The trees they do grow high is a traditional ballad about an arranged child marriage, also known as The trees they grow so high, My bonny lad is young but he’s growing, Long a-Growing, Daily Growing, Still Growing, The Bonny Boy, The Young Laird of Craigstoun, and Lady Mary Ann. The song was very popular in the oral tradition in Scotland, England, Ireland, and the USA from the 18th to the 20th century. Questions about its true age (medieval?), the basis of its story (describing an actual marriage?) and its original author (Robert Burns?) have attracted conjectural claims. This article investigates the shifting narrative of the story over its lifetime and sifts the repeated assertions from the substantiated evidence.
The remarkable longevity of a 16th century song and tune

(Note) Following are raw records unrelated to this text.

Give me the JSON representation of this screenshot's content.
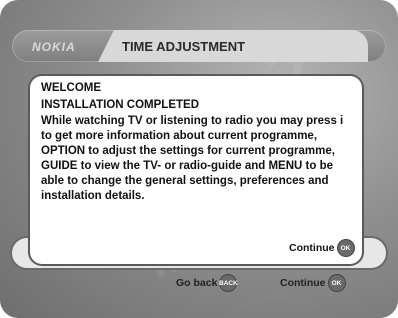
{
  "header": {
    "brand": "NOKIA",
    "title": "TIME ADJUSTMENT"
  },
  "dialog": {
    "heading": "WELCOME",
    "subheading": "INSTALLATION COMPLETED",
    "body": "While watching TV or listening to radio you may press i to get more information about current programme, OPTION to adjust the settings for current programme, GUIDE to view the TV- or radio-guide and MENU to be able to change the general settings, preferences and installation details.",
    "continue_label": "Continue",
    "continue_icon_text": "OK"
  },
  "footer": {
    "go_back_label": "Go back",
    "go_back_icon_text": "BACK",
    "continue_label": "Continue",
    "continue_icon_text": "OK"
  },
  "colors": {
    "background": "#8f8f8f",
    "dialog": "#ffffff",
    "title_tab": "#d8d8d8",
    "button_icon": "#6a6a6a"
  }
}
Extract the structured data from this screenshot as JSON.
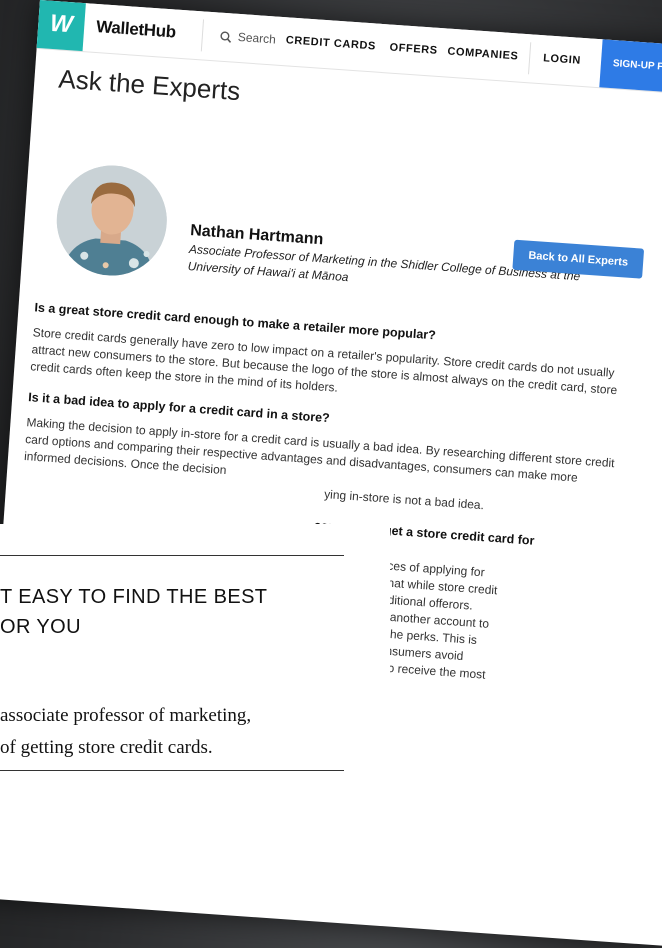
{
  "nav": {
    "logo_letter": "W",
    "brand": "WalletHub",
    "search_label": "Search",
    "links": [
      "CREDIT CARDS",
      "OFFERS",
      "COMPANIES"
    ],
    "login": "LOGIN",
    "signup": "SIGN-UP F"
  },
  "page": {
    "title": "Ask the Experts"
  },
  "expert": {
    "name": "Nathan Hartmann",
    "title": "Associate Professor of Marketing in the Shidler College of Business at the University of Hawai'i at Mānoa",
    "back_button": "Back to All Experts"
  },
  "qa": [
    {
      "q": "Is a great store credit card enough to make a retailer more popular?",
      "a": "Store credit cards generally have zero to low impact on a retailer's popularity. Store credit cards do not usually attract new consumers to the store. But because the logo of the store is almost always on the credit card, store credit cards often keep the store in the mind of its holders."
    },
    {
      "q": "Is it a bad idea to apply for a credit card in a store?",
      "a": "Making the decision to apply in-store for a credit card is usually a bad idea. By researching different store credit card options and comparing their respective advantages and disadvantages, consumers can make more informed decisions. Once the decision"
    }
  ],
  "fragments": {
    "a2_end": "ying in-store is not a bad idea.",
    "q3_partial": "consumers get a store credit card for",
    "lines": [
      "r the consequences of applying for",
      "d also consider that while store credit",
      "ss perks than traditional offerors.",
      "t card, they have another account to",
      "worth more than the perks. This is",
      "erally suggest consumers avoid",
      "at they are likely to receive the most"
    ]
  },
  "overlay": {
    "headline_1": "T EASY TO FIND THE BEST",
    "headline_2": "OR YOU",
    "text_1": "associate professor of marketing,",
    "text_2": "of getting store credit cards."
  }
}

Greensleeves, composed anonymously in 1580, is a song which has been a magnet for fanciful claims. This article examines the claims that Henry VIII wrote it for Anne Boleyn; that Lady Greensleeves was a loose woman or a prostitute; and that the song has Irish origins. This is the first of three articles, looking at the song’s mythology; its true history; and video examples of its musical transformations.